Though brief and trackless, Buddha Ball does have a significant impact. It matters especially to the youngest players on these fields, who may ascend to the gladiatorial grandeur of the Major Leagues or slip back into the purgatory of the minors from whence they came or disappear forever into the special oblivion reserved for wannabes and never weres.
Teams nominally win or lose, but it’s the fates of individual players that determine the drama. Ultimately, it’s every man — however nameless or numberless — for himself. Buddha Ball is The Hunger Games writ mild and bloodless, a modern American culling of the sporting herd. May the odds be ever in your face!
Iguanas appreciate the lower prices and smaller arenas of Buddha Ball, compared to modern urban baseball citadels.
Iguanas appreciate the lower prices and smaller arenas of Buddha Ball, compared to modern urban baseball citadels. They will never be as close to the action for so paltry a cost again all season. Iguanas know “there’s no such thing as a bad seat at spring training,” even the bleachers, which may be picnic grass.
And what do these wily reptiles see from their intimate vantage point? A comedy (or not) of errors. Dropped balls, overthrows, flubs, balks, collisions, inside-the-park home runs, and blatant bobbling of every sort. Spring training yields an encyclopedia of unusual and unlikely baseball unavailable during the more professional, clockwork play of the regular season. You could wait a TV baseball lifetime for the zaniness that may occur in one Buddha Ball contest.

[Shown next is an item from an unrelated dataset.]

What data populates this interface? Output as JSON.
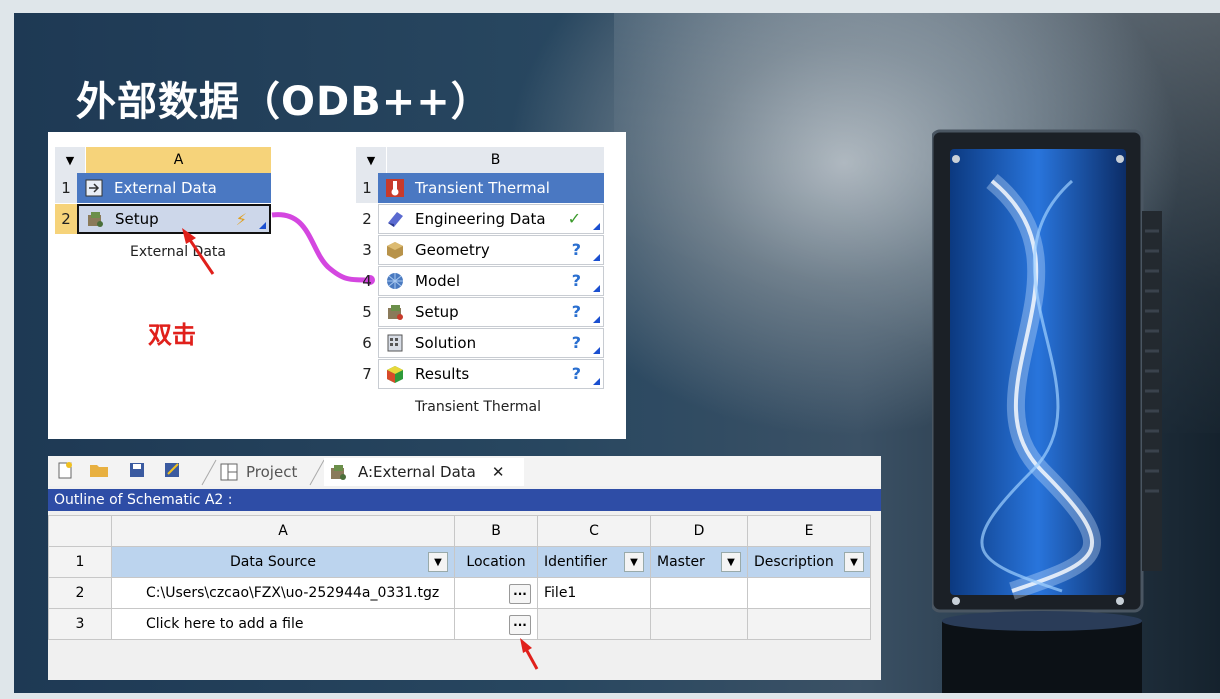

In this interface of the major and minor leagues, there are no pitchers’ duels. Each squad tries out as many pitchers as they can. Spring training games tend to be slugfests, with scores more characteristic of football. The final tally of today’s game for instance was 7 to 6. I forget who won.
Iguanas tend to be more knowledgeable and relaxed than the average baseball fan, though the players — fighting for their professional lives — are often more tense. When the announcer touts a team’s lineup, only the very young and very old still cheer. Everyone in between understands that players are loyal only to their contracts, not to any city or team.
“Team loyalty” in professional sports is as quaint and outdated a concept as “good government” in civilian life. These boys aren’t from the neighborhood. They live in gated communities far away. Iguanas know that what’s worth cheering for are great plays, not billion-dollar franchises.
As spring buds bloom and die, to let the fruits and leaves of summer grow and ripen, so does Buddha Ball flare brightly and disappear, yielding to baseball’s endless summer. Many iguanas will attend regular season games in their home towns, with varying degrees of pleasure. But not with the same ardor of their exotic, surprising, winter-busting treks to Buddha Ball.
James McEnteer travels north to Buddha Ball from his home in Ecuador. Read more of McEnteer’s articles on The Rag Blog.
[James McEnteer is the author of Shooting the Truth: the Rise of American Political Documentaries (Praeger). He lives in Quito, Ecuador. ]